Indian democracy is a form of government where power is vested in the people through free and fair elections. It is the largest democracy in the world, with a population of over 1.3 billion people. The Constitution of India serves as the guiding document that outlines the basic principles of governance and the rights and responsibilities of its citizens.
The Indian democratic system consists of three branches of government: the legislature, the executive, and the judiciary. The legislature is responsible for making laws, the executive implements these laws, and the judiciary is responsible for interpreting them.
India has a federal system of government, with power shared between the central government and the state governments.

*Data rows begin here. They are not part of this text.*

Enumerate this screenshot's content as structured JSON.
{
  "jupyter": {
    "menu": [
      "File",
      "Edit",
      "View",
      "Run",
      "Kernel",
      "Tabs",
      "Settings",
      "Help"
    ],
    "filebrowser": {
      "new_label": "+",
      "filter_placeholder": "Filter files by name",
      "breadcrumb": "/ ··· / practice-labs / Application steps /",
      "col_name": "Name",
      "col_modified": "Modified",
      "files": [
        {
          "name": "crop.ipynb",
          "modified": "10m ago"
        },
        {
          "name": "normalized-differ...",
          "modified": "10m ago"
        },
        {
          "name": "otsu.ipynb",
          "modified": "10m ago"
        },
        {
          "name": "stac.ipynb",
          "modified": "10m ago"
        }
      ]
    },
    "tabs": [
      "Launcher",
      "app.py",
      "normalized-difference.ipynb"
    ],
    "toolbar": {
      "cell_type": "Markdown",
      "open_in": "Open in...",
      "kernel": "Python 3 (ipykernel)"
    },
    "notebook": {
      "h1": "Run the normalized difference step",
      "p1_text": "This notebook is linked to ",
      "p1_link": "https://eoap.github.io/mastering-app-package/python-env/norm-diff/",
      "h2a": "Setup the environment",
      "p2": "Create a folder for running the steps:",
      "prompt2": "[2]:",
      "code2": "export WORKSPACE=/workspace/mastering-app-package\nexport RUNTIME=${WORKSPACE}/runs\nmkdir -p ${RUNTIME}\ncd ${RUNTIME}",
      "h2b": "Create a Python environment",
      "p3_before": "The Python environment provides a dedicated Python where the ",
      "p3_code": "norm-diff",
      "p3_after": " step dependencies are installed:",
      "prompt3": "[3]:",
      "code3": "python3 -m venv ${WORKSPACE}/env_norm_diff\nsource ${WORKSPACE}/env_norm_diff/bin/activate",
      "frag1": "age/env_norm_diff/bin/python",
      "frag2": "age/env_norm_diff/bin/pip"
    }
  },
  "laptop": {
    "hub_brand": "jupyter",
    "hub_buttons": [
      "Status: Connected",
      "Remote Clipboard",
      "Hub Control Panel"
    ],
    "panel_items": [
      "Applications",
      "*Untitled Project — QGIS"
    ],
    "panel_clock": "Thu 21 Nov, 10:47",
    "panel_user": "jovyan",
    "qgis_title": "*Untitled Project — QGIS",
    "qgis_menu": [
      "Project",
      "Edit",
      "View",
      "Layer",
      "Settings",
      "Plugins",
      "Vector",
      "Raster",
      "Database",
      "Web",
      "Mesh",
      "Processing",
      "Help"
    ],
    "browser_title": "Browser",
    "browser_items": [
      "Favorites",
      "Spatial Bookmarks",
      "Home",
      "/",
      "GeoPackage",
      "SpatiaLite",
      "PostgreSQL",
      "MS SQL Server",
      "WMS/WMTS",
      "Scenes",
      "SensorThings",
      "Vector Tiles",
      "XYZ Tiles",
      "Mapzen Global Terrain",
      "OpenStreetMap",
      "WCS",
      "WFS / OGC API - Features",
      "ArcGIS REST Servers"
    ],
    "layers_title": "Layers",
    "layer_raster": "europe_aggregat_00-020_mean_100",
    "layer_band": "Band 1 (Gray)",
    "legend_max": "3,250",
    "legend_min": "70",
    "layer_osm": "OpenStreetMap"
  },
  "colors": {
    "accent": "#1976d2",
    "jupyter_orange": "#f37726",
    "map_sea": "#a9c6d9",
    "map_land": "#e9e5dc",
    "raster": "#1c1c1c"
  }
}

The central government is headed by the Prime Minister, who is elected by the members of the lower house of the parliament, and the President, who is elected by an electoral college consisting of members of both houses of parliament and state legislatures.

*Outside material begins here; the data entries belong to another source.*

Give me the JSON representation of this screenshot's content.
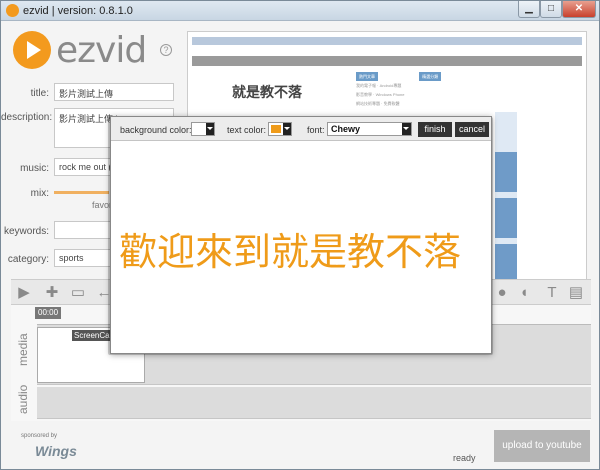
{
  "window": {
    "title": "ezvid | version: 0.8.1.0",
    "min": "▁",
    "max": "□",
    "close": "✕"
  },
  "logo": {
    "text": "ezvid",
    "help": "?"
  },
  "form": {
    "title_label": "title:",
    "title_value": "影片測試上傳",
    "description_label": "description:",
    "description_value": "影片測試上傳 by",
    "music_label": "music:",
    "music_value": "rock me out (bb",
    "mix_label": "mix:",
    "mix_favor": "favor",
    "keywords_label": "keywords:",
    "keywords_value": "",
    "category_label": "category:",
    "category_value": "sports"
  },
  "preview": {
    "logo_text": "就是教不落",
    "col1_header": "熱門文章",
    "col2_header": "精選分類",
    "col1_items": [
      "我的電子報",
      "影音教學",
      "網站技術專題"
    ],
    "col2_items": [
      "Android專題",
      "Windows Phone",
      "免費軟體"
    ]
  },
  "timeline": {
    "time": "00:00",
    "media_label": "media",
    "audio_label": "audio",
    "clip_name": "ScreenCap"
  },
  "footer": {
    "sponsor": "sponsored by",
    "sponsor_logo": "Wings",
    "status": "ready",
    "upload": "upload to youtube"
  },
  "dialog": {
    "bg_color_label": "background color:",
    "text_color_label": "text color:",
    "font_label": "font:",
    "font_value": "Chewy",
    "finish": "finish",
    "cancel": "cancel",
    "text": "歡迎來到就是教不落",
    "bg_color": "#ffffff",
    "text_color": "#ef9b19"
  }
}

Indian democracy has faced many challenges, including issues of corruption, communalism, and political violence. However, it has also witnessed successful elections and peaceful transfers of power, reflecting the strength of the country’s democratic institutions.